MNADK functions as a key regulator of acetylation of major metabolic transcriptional regulators. These
observations lead us to hypothesize that MNADK is required to maintain energy homeostasis and insulin
sensitivity and that repression of MNADK activity by overnutrition critically contributes to the development of
NASH and T2DM. Mechanically, MNADK not only plays major roles in maintaining mitochondrial function and
anti-oxidative protection, but also functions as a key regulator of acetylation of major mitochondrial regulators or
enzymes that shape metabolic adaptability following metabolic challenges.
In this application, we will utilize molecular and cellular approaches, genetically-engineered mouse
models, as well as bioinformatics to critically address the functions and mechanisms by which the sole
mitochondrial NAD kinase, MNADK, maintains energy homeostasis and protects from metabolic disorders. Our
goal will be achieved by two aims: Aim 1, to determine the functional significance of MNADK in preserving hepatic
energy homeostasis and thus mitigating the risk of metabolic disorders; and Aim 2, to decipher the molecular
mechanism by which MNADK maintains mitochondrial function and energy metabolism. Upon completion of this
project, we will have defined the function and mechanism by which the mitochondria NAD kinase preserves
energy homeostasis and thus mitigates the risk of metabolic disease. Our proposed research will not only open

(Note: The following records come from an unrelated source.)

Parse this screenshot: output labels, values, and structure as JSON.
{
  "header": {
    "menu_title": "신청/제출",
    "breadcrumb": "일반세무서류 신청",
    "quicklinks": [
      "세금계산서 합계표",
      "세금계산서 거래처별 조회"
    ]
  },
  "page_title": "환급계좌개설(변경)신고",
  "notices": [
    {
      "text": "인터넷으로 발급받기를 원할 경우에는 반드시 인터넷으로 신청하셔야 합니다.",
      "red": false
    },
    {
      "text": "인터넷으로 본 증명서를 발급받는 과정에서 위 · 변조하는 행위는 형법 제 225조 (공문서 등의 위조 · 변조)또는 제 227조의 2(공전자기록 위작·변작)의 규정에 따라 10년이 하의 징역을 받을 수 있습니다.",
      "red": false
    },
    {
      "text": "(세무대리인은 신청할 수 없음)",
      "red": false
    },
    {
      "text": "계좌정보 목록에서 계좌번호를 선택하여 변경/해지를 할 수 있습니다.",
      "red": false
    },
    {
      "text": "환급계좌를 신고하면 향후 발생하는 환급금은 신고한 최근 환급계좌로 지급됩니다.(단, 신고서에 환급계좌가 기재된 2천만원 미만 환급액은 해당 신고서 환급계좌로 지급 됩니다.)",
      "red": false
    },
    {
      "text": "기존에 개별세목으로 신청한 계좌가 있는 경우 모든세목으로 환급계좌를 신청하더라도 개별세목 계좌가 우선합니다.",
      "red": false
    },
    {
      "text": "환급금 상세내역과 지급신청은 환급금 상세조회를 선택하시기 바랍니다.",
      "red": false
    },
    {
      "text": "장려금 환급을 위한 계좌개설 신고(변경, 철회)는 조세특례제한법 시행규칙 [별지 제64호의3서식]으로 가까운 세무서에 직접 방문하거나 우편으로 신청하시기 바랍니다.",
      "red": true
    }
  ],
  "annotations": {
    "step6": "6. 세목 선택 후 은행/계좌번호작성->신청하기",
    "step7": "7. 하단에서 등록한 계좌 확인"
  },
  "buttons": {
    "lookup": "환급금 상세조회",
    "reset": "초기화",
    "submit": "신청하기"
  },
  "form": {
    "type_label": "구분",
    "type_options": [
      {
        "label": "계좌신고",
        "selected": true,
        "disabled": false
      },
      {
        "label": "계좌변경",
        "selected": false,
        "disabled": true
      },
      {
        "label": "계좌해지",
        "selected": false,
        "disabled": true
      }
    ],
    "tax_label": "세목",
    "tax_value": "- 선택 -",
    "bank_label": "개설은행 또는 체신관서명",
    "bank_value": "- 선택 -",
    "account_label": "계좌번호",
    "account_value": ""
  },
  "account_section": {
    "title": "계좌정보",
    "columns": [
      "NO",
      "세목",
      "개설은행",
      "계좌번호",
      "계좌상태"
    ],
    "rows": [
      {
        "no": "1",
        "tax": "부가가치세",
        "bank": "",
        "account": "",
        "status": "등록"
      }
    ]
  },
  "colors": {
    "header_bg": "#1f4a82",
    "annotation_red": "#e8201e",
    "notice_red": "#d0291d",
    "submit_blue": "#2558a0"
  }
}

a new paradigm for the study on molecular basis underlying energy metabolism, but also have important
implications in the prevention and treatment of metabolic disease.